What you should do:
Type out all the records again exactly.

======== Records for this exercise ========

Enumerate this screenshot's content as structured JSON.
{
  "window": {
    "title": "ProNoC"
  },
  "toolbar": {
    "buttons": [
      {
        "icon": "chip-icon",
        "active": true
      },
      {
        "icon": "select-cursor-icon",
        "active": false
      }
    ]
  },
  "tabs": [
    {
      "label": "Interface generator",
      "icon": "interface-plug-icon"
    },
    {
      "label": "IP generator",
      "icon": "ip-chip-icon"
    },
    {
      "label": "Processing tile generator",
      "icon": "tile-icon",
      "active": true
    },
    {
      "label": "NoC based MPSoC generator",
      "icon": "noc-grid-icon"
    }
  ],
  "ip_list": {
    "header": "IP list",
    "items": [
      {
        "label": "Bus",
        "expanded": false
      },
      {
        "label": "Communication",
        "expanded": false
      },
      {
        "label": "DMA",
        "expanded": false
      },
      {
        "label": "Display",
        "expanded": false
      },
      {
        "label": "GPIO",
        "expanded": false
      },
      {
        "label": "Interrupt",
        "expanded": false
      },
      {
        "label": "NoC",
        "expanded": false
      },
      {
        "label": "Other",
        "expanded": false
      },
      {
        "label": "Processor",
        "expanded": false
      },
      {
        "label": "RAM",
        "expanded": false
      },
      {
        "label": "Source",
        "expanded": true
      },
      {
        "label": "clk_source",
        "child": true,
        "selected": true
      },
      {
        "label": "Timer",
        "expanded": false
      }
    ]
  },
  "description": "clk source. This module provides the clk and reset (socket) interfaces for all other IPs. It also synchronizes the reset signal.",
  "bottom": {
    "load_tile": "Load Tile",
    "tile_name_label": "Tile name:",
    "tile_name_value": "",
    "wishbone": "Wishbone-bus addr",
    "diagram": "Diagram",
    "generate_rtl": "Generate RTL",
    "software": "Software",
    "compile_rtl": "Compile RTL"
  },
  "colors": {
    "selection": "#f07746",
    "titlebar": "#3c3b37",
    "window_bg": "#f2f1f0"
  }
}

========

Task solution:
Enumerate this screenshot's content as structured JSON.
{
  "window": {
    "title": "ProNoC"
  },
  "toolbar": {
    "buttons": [
      {
        "icon": "chip-icon",
        "active": true
      },
      {
        "icon": "select-cursor-icon",
        "active": false
      }
    ]
  },
  "tabs": [
    {
      "label": "Interface generator",
      "icon": "interface-plug-icon"
    },
    {
      "label": "IP generator",
      "icon": "ip-chip-icon"
    },
    {
      "label": "Processing tile generator",
      "icon": "tile-icon",
      "active": true
    },
    {
      "label": "NoC based MPSoC generator",
      "icon": "noc-grid-icon"
    }
  ],
  "ip_list": {
    "header": "IP list",
    "items": [
      {
        "label": "Bus",
        "expanded": false
      },
      {
        "label": "Communication",
        "expanded": false
      },
      {
        "label": "DMA",
        "expanded": false
      },
      {
        "label": "Display",
        "expanded": false
      },
      {
        "label": "GPIO",
        "expanded": false
      },
      {
        "label": "Interrupt",
        "expanded": false
      },
      {
        "label": "NoC",
        "expanded": false
      },
      {
        "label": "Other",
        "expanded": false
      },
      {
        "label": "Processor",
        "expanded": false
      },
      {
        "label": "RAM",
        "expanded": false
      },
      {
        "label": "Source",
        "expanded": true
      },
      {
        "label": "clk_source",
        "child": true,
        "selected": true
      },
      {
        "label": "Timer",
        "expanded": false
      }
    ]
  },
  "description": "clk source. This module provides the clk and reset (socket) interfaces for all other IPs. It also synchronizes the reset signal.",
  "bottom": {
    "load_tile": "Load Tile",
    "tile_name_label": "Tile name:",
    "tile_name_value": "",
    "wishbone": "Wishbone-bus addr",
    "diagram": "Diagram",
    "generate_rtl": "Generate RTL",
    "software": "Software",
    "compile_rtl": "Compile RTL"
  },
  "colors": {
    "selection": "#f07746",
    "titlebar": "#3c3b37",
    "window_bg": "#f2f1f0"
  }
}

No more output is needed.